Improve Your Digestion Without Changing What You Eat
By Madeline Stewart
For all the information out there about what to eat and what not to eat, there is very little discussion about how to eat. Did you know that how you eat has a huge impact on your digestion, assimilation and utilization of the nutrients in your food?
Our digestive system is responsible for taking in and breaking down the food that we eat. Through this process, the foods we consume are ideally transformed into usable nutrients; vitamins and minerals are extracted, fats are broken down into lipids, and proteins into amino acids. However, when the digestive system is not functioning optimally, many of these vital nutrients are not extracted from the foods we eat, and therefore the body can not access and utilize them. This means that we can eat the highest quality, properly prepared foods, and still not absorb the nutrients available to fully benefit from these foods.
Our digestive system is deeply connected to our autonomic nervous system, and therefore the way we eat - and the energetic state that we are in while we eat - has a huge impact on the amount of nutrients we are able to extract from the foods that we eat. The two primary states of the autonomic nervous system are the sympathetic state (fight or flight) and the parasympathetic state (rest and digest). As the nickname for the parasympathetic states suggests, optimal digestion takes place in a parasympathetic state.
Dilates the blood vessels leading to the GI tract
Directs blood towards the GI tract
Reduces heart rate
Stimulates salivary gland secretion
Digestive responses to energetic states:
Diverts blood away from the gastrointestinal (GI) tract
Heart rate increases
Constricts all intestinal sphincters
Inhibits peristalsis (contractions of the digestive system that promotes movement of food through the digestive system)
This brief list of responses demonstrates the importance of the state we are in while we eat, and how it can improve or negatively affect our ability to digest, assimilate and use the nutrients in the foods that we eat. The good news is that there are activities and actions that we have control over that determine which state we are in.
Activities and actions that impact our energetic states:
Stressful thoughts or experiences
Exercise (during activity)
Being on your phone, computer, or TV
As you can see from above, the activities that cause stress, increased attention demands, and/or distract us away from ourselves all trigger the sympathetic state, and those that cause relaxation, down regulation, and connect us more deeply to ourselves trigger the parasympathetic state. This demonstrates the importance of a stress-free, relaxed and aware state when eating in order to support optimal digestion.
Here are my top 5 tips for promoting a parasympathetic state while eating:
Stop and sit. Sit down and just eat. This means no eating while walking, driving, working, cleaning, standing in front of the fridge, etc.

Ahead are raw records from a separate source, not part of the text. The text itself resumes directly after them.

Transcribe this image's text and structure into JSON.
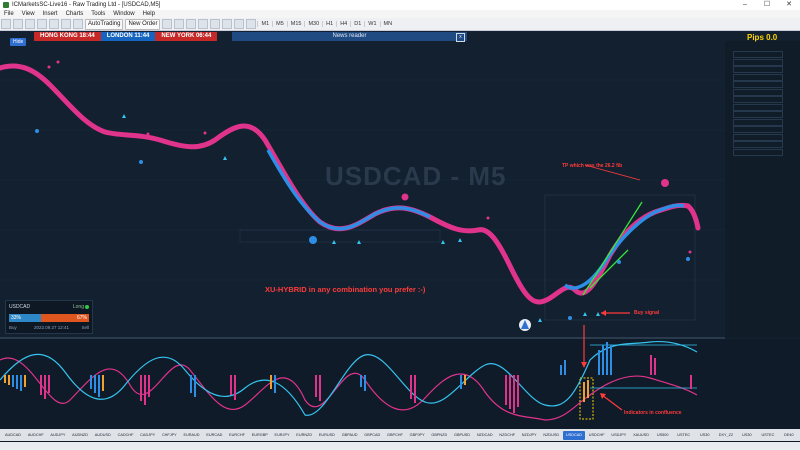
{
  "window": {
    "title": "ICMarketsSC-Live16 - Raw Trading Ltd - [USDCAD,M5]",
    "minimize": "–",
    "maximize": "☐",
    "close": "✕"
  },
  "menu": [
    "File",
    "View",
    "Insert",
    "Charts",
    "Tools",
    "Window",
    "Help"
  ],
  "toolbar": {
    "autotrading": "AutoTrading",
    "new_order": "New Order",
    "timeframes": [
      "M1",
      "M5",
      "M15",
      "M30",
      "H1",
      "H4",
      "D1",
      "W1",
      "MN"
    ]
  },
  "sessions": [
    {
      "name": "HONG KONG",
      "time": "18:44",
      "color": "#c62828"
    },
    {
      "name": "LONDON",
      "time": "11:44",
      "color": "#1565c0"
    },
    {
      "name": "NEW YORK",
      "time": "06:44",
      "color": "#c62828"
    }
  ],
  "news_bar": {
    "label": "News reader",
    "close": "x"
  },
  "hide_button": "Hide",
  "pips": "Pips 0.0",
  "watermark": "USDCAD - M5",
  "notes": {
    "tp": "TP which was the 26.2 fib",
    "combo": "XU-HYBRID in any combination you prefer :-)",
    "buy": "Buy signal",
    "confluence": "Indicators in confluence"
  },
  "signal_panel": {
    "symbol": "USDCAD",
    "direction": "Long",
    "buy_pct": "33%",
    "sell_pct": "67%",
    "buy": "Buy",
    "time": "2022.09.27 12:41",
    "sell": "Sell"
  },
  "symbol_tabs": [
    "AUDCAD",
    "AUDCHF",
    "AUDJPY",
    "AUDNZD",
    "AUDUSD",
    "CADCHF",
    "CADJPY",
    "CHFJPY",
    "EURAUD",
    "EURCAD",
    "EURCHF",
    "EURGBP",
    "EURJPY",
    "EURNZD",
    "EURUSD",
    "GBPAUD",
    "GBPCAD",
    "GBPCHF",
    "GBPJPY",
    "GBPNZD",
    "GBPUSD",
    "NZDCAD",
    "NZDCHF",
    "NZDJPY",
    "NZDUSD",
    "USDCAD",
    "USDCHF",
    "USDJPY",
    "XAUUSD",
    "US500",
    "USTEC",
    "US30",
    "DXY_Z2",
    "US30",
    "USTEC",
    "DE40"
  ],
  "active_symbol": "USDCAD",
  "colors": {
    "pink": "#e0338c",
    "blue": "#2e8ee6",
    "cyan": "#35c4f0",
    "green": "#39e639",
    "red": "#ff3b3b",
    "orange": "#f0a030",
    "yellow": "#ffd400"
  }
}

Take 10 breaths before beginning each meal. This one is pretty straight forward. Before beginning any meal (main or snack), stop all other activities and take 10 deep breaths. You can do this with your eyes open or closed.
Chew and savor your food. Slow down and chew each bite thoroughly; try and taste the individual flavors and experience the contrasting textures in your food.
Eliminate media distractions. Put away your phone, computer, and TV while you are eating and just eat. The phone is probably the trickiest for most people, or the computer if you tend to eat at your desk. Physically separate yourself from them while you eat. Set your phone across the room and move away from the computer!
Slow down. Set your fork down between each bite. Take time to enjoy eating. For tips on how to do this in combination with our Community Element, read this blog post by Melissa.
BONUS: Sit on the floor. If all else fails, sit down on the floor to eat. Seriously! This actually works. If you are feeling especially stressed out, sitting on the floor can help ground and calm you.
Above all else, be present and enjoy your food.